After testing out free agency, Ginn is back for another season in San Francisco and ready to take back his role as returner. He gets to play with Manningham, too.
"I was happy with my role," he said. "When you're playing a game like this, you have to be a team player. That's what I am first. Everybody wishes they could get a ball or two more. That's being a human being."
Ginn had 19 catches for 220 yards last season and just 31 in two years with San Francisco when his biggest contributions came as a returner.
He averaged 23.6 yards per kick return and 12.7 on punt returns with three total touchdowns. His absence was felt during the NFC championship game when Kyle Williams' muff set up Manningham's go-ahead touchdown catch in the fourth quarter and his overtime fumble led to the field goal that sent the Giants to the Super Bowl with a 20-17 win.
"Everybody said it's Kyle's fault. But that's not right. It's a team game," Ginn said. "I talked to him that day. I tried to tell him to keep his head up and stay positive."
Williams and Ginn are part of a much-improved group of receivers from the unit last season that had only player, Crabtree, catch more than 20 passes in the regular season.
Manning ended up signing with Denver and the Niners brought back Smith.
"I knew (playing with Manning) was a possibility but I wasn't picking them because of that. I know Peyton Manning is a great quarterback and everything but if you don't have a good defense ... offense can be potent but there's really no point."
The 49ers' defense was one of the best last season and played a big part in the team's 13-3 record and trip to the NFC title game.
Manningham has 160 catches for 2,315 yards and 18 touchdowns in his four-year career after being drafted out of Michigan in the third round in 2008. He was limited to 12 games last year because of injuries and had only 39 catches for 523 yards and four scores in his least productive season since his rookie year.
"We are very pleased to add a player like Mario to our team," general manager Trent Baalke said. "Although it is still early in his NFL career, he is a productive wide receiver with a lot of big game experience. He will be a nice complement to our current wide receiver group and a good fit for our offensive system."

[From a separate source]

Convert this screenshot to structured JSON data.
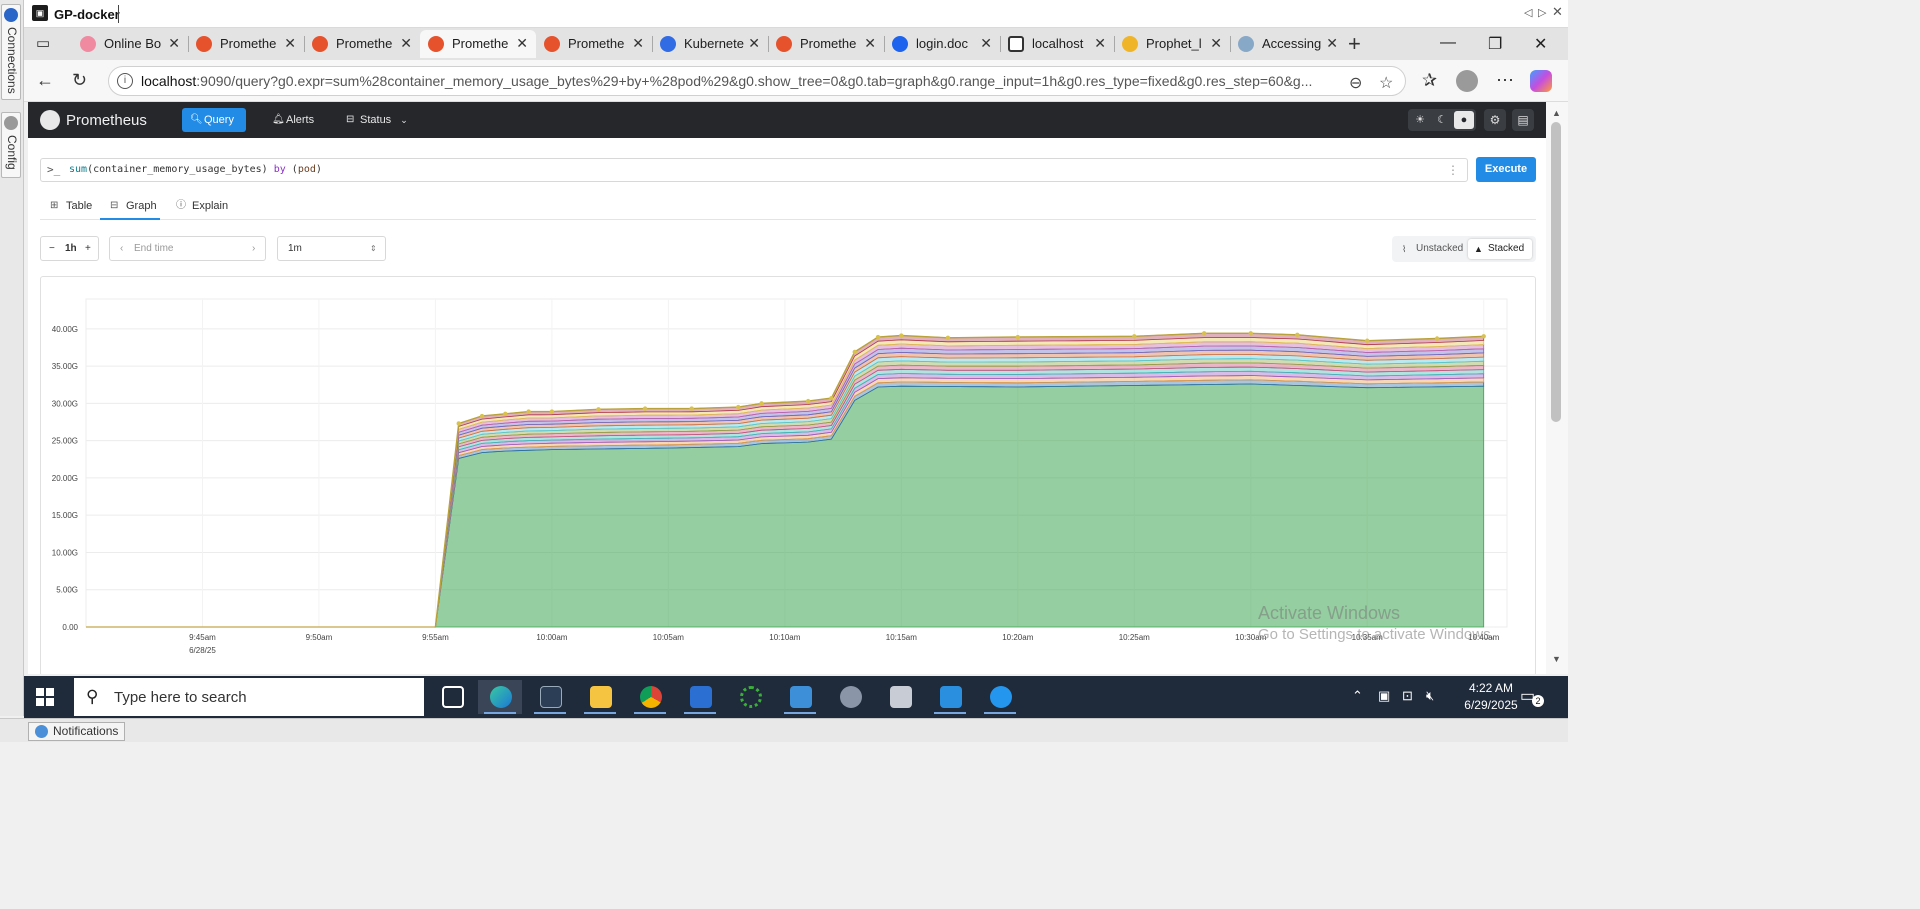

Manningham took off in the postseason, catching TD passes in wins over Atlanta and Green Bay to get New York to the NFC title game. He then had a go-ahead 17-yard touchdown catch in the fourth quarter of the NFC championship game and capped the postseason with a memorable catch.
His over-the-shoulder 38-yard catch between two defenders, on which he managed to stay inbounds and hold onto the ball despite being hit, started the game-winning, 88-yard touchdown drive for the Giants.
But despite that, New York showed little interest in keeping Manningham, who ultimately picked San Francisco over St. Louis.
"That's the business part about this system, about football. I would have wanted to come back to the team that I started with. I won a Super Bowl with those guys," he said. "This is my new team now."
Having played the Niners in both the regular season and playoffs this past season, Manningham knows how good San Francisco is on defense.
"They swarm, they'll hit you and they'll cover you," Manningham said. "I feel like they have the best linebacking corps in the league. They have athletic defensive backs, D-line, they're all really good. It's a great defense out there."
Johnson, who played for Niners coach Jim Harbaugh in college at San Diego, started five games in four seasons with Tampa Bay. He completed 96 of 177 passes for 1,042 yards, five touchdowns and 10 interceptions in 26 career appearances.